An Evening with Miriam Margolyes at the Malton Dickensian Festival
“Not much has changed in the great divide of the poor and rich, which Dickens writes about so well,” celebrated stage and screen star Miriam Margolyes told an audience in the Wesley Centre on Saturday where she headlined Cause UK’s Malton Dickensian Festival at the weekend.
As she read passages from the author’s second novel, The Chimes, and letters from Dickens, she likened a toff character to Jacob Rees-Mogg and declared that “Boris Johnson is a scoundrel”.
“Nothing has changed in 200 years; the poor are getting poorer and the rich, richer. We still have harsh laws,” she said. “When asked by an audience member what she would like to say to Johnson, she said: “Whatever I told him, he wouldn’t listen. I would urge him to be a better human being. I don’t think he’s honourable – you must keep your word. That as how I was brought up to be. He’s a scoundrel.”
She said that she gives ten per cent of her income to charity, adding that she is “profoundly anxious about the impact that Brexit will have on the poor”.
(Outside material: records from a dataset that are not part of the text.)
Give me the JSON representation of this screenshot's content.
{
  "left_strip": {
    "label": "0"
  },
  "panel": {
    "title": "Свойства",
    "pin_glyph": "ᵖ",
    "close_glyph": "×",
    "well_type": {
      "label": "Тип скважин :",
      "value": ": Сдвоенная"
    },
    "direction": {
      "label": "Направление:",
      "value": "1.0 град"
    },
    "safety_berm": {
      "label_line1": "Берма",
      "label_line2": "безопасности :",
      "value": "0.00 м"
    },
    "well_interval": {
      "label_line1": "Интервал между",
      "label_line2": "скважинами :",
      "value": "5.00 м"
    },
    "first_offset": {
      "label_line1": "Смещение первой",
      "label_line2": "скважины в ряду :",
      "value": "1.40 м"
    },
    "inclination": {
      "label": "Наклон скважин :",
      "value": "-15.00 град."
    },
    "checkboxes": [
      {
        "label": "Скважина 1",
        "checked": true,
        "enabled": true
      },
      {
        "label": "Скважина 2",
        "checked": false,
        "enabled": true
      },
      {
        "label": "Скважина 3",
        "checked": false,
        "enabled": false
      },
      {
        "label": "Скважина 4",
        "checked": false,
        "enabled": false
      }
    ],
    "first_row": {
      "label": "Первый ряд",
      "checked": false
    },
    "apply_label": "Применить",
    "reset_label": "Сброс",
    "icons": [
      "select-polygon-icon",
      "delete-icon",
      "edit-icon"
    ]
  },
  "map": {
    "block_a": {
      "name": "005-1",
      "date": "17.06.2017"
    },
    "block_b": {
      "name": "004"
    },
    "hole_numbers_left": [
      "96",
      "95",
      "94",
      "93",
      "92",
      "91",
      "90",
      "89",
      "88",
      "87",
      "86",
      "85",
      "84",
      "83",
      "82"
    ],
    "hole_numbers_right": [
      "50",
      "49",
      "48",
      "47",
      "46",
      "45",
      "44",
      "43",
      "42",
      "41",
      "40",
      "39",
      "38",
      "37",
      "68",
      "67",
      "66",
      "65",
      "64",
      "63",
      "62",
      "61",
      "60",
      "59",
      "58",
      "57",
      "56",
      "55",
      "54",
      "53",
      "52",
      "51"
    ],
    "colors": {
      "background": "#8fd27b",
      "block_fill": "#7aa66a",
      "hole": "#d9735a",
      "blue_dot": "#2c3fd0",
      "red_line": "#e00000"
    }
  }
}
She had the audience enraptured as she performed two of her favourite characters from her one-woman stage show Dickens’ Women – Mrs Gamp and Miss Havisham – the latter being a “study of snobbism”.
Ms Margolyes and Charles’ Dickens’ great great great granddaughter, Lucinda Hawksley, read passages from The Chimes, which celebrates its 175th anniversary this year, and letters Dickens wrote from Genoa whilst he was penning the novella, which features goblins, rather than the ghosts, of The Christmas Carol.
“Malton”, Ms Margolyes added, is one of my favourite places in the world to come, and it’s my third time here at the festival. It’s in one of the most beautiful parts of England and I love to meet the people. That is one of the reasons why I make documentaries now.”
Hawksley explained the background to the novella and that Dickens had been in depression and in debt himself. His books went on to be loved by all classes from the poor to royalty.
Also appearing at the festival on Friday evening, was RSC associate actor Dominic Gerrard, who gave a spellbinding retelling of The Christmas Carol with a puppet Scrooge.
Review: Catherine Turnbull, photo credits: David Harisson
The Malton Dickensian Festival team -Selina Scott, Clair Challenor-Chadwick, Miriam Margolyes, Lucinda Hawksley and Paul Emberley.